Bar room science: What beer can teach us about volcanoes

11/28/2014 08:00 EST | Updated 01/28/2015 05:59 EST
Scientists in Spain have used the principle behind a common bar trick to better understand the physics of volcanic eruptions and the release of deadly gasses from the Earth. It’s a wonderful demonstration of seeing basic scientific principles at work in everyday life.

The trick, observed by Javier Rodriguez-Rodriguez, a fluid mechanician at Carlos III University of Madrid, and his colleagues, involved tapping the top of a newly opened bottle of beer with another bottle. It triggers a rapid release of foam. (If you try this, step back from the table; it can make quite a mess ...)

To understand the physics of bubble formation, the scientists conducted controlled experiments in the lab. They discovered that the dissolved carbon dioxide in the beer, which normally comes out of solution in bubbles, is accelerated by shock waves from the tapping.

Beer bubbles are usually somewhat large, but when they are hit by compression waves passing through the liquid, they break into many smaller ones. The larger number of small bubbles increases the surface area of the liquid, making it available for more carbon dioxide to come out of solution.  

A sort of bubble chain reaction takes place until a  buoyant foam is produced, which quickly rises to the top and out the restricted opening of the bottle's neck. This can often be in the form of a fountain that could end up on the lap of an unsuspecting beer drinker.

​Now, it might seem like a waste of expensive scientific equipment and laboratory time (and beer) on such a frivolous bar prank, but understanding the dynamics of gasses trapped in liquids relates to the same processes - on a much larger scale - taking place within the Earth.

Magma welling up from within the Earth’s crust can contain a lot of compressed gasses within the molten liquid. When a volcano erupts, those gasses are released, sometimes intensifying the force of the eruption, such as the explosive destruction of Mt. St. Helens or Mt. Vesuvius. Understanding the physics of the gas can explain how shock waves from an earthquake can trigger an eruption.

​Seeing science in a bar shows the value of scientific literacy. Once you understand a fundamental principle, you begin to see it everywhere.

The next time you pour cream in coffee, take a look at the white swirls spinning across the surface. Those spiral shapes, known as vortices, are found in everything, from hurricanes to the Great Red Spot of Jupiter, and all the way out to the spiral shape of our Milky Way galaxy. They spin off the wingtips of airliners, give tornadoes their shape and even get our waste down a toilet bowl.
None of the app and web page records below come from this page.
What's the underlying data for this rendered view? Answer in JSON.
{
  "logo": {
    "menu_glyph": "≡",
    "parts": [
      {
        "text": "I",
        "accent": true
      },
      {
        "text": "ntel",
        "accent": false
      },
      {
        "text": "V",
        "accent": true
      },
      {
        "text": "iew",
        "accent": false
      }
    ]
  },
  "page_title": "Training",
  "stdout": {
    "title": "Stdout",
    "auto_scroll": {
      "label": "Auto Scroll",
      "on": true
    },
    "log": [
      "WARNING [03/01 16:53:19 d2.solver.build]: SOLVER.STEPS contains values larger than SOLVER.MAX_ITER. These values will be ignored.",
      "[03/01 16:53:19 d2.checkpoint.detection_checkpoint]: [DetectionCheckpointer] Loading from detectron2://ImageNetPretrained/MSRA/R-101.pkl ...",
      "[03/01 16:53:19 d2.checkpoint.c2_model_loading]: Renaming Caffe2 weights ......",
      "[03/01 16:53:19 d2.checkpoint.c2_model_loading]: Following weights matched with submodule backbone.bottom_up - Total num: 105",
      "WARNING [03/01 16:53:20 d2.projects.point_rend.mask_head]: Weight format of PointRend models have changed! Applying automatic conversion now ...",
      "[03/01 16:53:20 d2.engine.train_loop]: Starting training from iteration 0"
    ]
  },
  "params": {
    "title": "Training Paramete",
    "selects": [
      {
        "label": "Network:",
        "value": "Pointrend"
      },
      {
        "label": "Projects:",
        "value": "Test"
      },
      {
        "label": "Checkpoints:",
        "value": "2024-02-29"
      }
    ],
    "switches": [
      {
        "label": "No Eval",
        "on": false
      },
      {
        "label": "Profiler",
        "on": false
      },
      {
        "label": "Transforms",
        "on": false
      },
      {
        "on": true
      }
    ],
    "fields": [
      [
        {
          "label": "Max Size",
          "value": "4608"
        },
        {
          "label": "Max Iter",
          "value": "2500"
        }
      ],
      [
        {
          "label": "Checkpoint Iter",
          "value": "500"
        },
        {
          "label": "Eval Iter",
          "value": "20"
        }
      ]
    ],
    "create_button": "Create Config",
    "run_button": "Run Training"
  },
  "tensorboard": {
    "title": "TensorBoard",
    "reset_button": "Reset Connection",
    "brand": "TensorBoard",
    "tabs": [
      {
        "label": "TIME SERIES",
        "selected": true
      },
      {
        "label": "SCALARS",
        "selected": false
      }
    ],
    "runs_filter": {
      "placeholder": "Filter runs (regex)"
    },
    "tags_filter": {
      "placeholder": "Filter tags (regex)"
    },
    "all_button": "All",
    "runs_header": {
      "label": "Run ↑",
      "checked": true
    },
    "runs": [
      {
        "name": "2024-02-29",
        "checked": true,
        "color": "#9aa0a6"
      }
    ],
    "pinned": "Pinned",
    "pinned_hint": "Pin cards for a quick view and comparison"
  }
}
Discovering the science of everyday things is one of the most powerful teaching tools for young people, because it puts the scientific principle right in their own hands, using objects they are familiar with. A little baking soda and vinegar can go a long way to explain volcanoes, or the properties of carbon dioxide, which is heavier than air. The clicking sounds of static electricity when taking off a sweater, along with the flashes of light if you do it in the dark, are a great introduction to the principles of lightning.

Science is more than people in white coats working in laboratories; it’s all around us. And we need to see it in action in our everyday lives because it affects just about everything we do.  

If we are to make intelligent decisions about the future of energy, the protection of the environment, or whether we should go to Mars, we need to understand the basics. And a good place to start learning about them could be right in the palm of your hand.